[PROMPT]
Bring together copies of the lines in the data below that contain the word "lasting".

[AVAILABLE DATA]
========

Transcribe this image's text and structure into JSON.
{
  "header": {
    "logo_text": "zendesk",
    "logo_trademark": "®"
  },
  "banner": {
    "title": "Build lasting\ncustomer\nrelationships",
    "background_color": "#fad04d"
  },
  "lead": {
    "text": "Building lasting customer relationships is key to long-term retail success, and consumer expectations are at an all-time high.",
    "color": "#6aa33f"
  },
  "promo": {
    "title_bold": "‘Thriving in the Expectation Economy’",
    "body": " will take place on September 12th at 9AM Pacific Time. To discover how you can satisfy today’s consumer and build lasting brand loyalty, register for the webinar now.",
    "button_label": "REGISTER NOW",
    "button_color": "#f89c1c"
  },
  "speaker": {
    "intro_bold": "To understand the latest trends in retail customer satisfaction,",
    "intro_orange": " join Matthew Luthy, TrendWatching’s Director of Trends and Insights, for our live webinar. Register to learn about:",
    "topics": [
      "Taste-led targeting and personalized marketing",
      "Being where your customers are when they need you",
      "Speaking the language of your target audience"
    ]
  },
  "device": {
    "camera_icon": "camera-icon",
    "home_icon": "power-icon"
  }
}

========

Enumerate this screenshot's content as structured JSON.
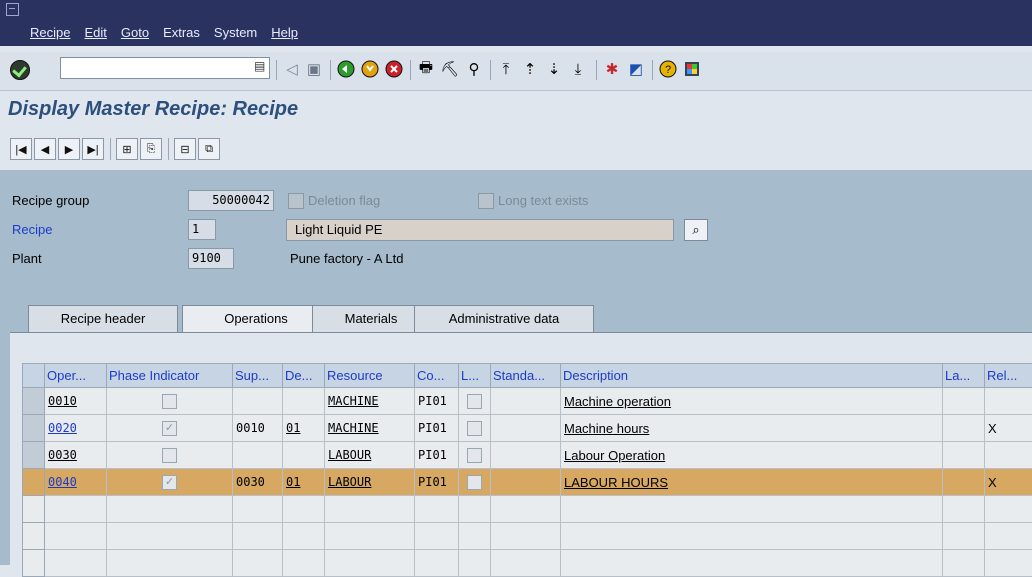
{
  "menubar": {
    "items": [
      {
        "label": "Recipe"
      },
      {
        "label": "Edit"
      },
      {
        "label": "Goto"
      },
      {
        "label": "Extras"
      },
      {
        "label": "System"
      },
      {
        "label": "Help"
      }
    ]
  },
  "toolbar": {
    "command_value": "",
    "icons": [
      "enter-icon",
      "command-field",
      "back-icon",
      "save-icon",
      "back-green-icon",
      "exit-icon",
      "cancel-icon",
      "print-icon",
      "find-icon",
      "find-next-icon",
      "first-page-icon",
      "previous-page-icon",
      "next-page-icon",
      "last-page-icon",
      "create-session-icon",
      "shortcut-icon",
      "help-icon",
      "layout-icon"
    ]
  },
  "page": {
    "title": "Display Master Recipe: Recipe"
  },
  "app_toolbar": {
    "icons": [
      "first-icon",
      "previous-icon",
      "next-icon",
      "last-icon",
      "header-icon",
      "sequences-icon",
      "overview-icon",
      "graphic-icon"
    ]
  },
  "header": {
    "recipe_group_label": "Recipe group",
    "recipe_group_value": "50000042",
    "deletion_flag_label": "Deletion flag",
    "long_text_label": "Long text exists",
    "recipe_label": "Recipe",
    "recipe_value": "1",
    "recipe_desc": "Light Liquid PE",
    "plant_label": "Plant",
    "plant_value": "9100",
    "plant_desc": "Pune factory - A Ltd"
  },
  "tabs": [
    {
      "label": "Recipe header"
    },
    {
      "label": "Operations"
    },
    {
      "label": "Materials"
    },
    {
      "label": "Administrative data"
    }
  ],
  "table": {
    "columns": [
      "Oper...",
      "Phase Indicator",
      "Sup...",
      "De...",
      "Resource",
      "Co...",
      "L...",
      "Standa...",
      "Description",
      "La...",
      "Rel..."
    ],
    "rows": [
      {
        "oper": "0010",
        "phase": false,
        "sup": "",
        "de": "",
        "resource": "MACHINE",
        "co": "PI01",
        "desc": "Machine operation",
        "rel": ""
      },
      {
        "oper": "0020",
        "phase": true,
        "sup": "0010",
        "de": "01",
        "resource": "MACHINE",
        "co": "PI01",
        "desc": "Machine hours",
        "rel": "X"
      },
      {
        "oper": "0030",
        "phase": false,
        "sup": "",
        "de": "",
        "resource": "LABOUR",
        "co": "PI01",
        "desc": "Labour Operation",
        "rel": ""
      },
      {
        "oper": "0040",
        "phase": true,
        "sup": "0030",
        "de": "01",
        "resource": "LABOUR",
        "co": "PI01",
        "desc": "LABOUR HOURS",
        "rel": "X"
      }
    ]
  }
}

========

[TASK OUTPUT]
    "title": "Build lasting\ncustomer\nrelationships",
    "text": "Building lasting customer relationships is key to long-term retail success, and consumer expectations are at an all-time high.",
    "body": " will take place on September 12th at 9AM Pacific Time. To discover how you can satisfy today’s consumer and build lasting brand loyalty, register for the webinar now.",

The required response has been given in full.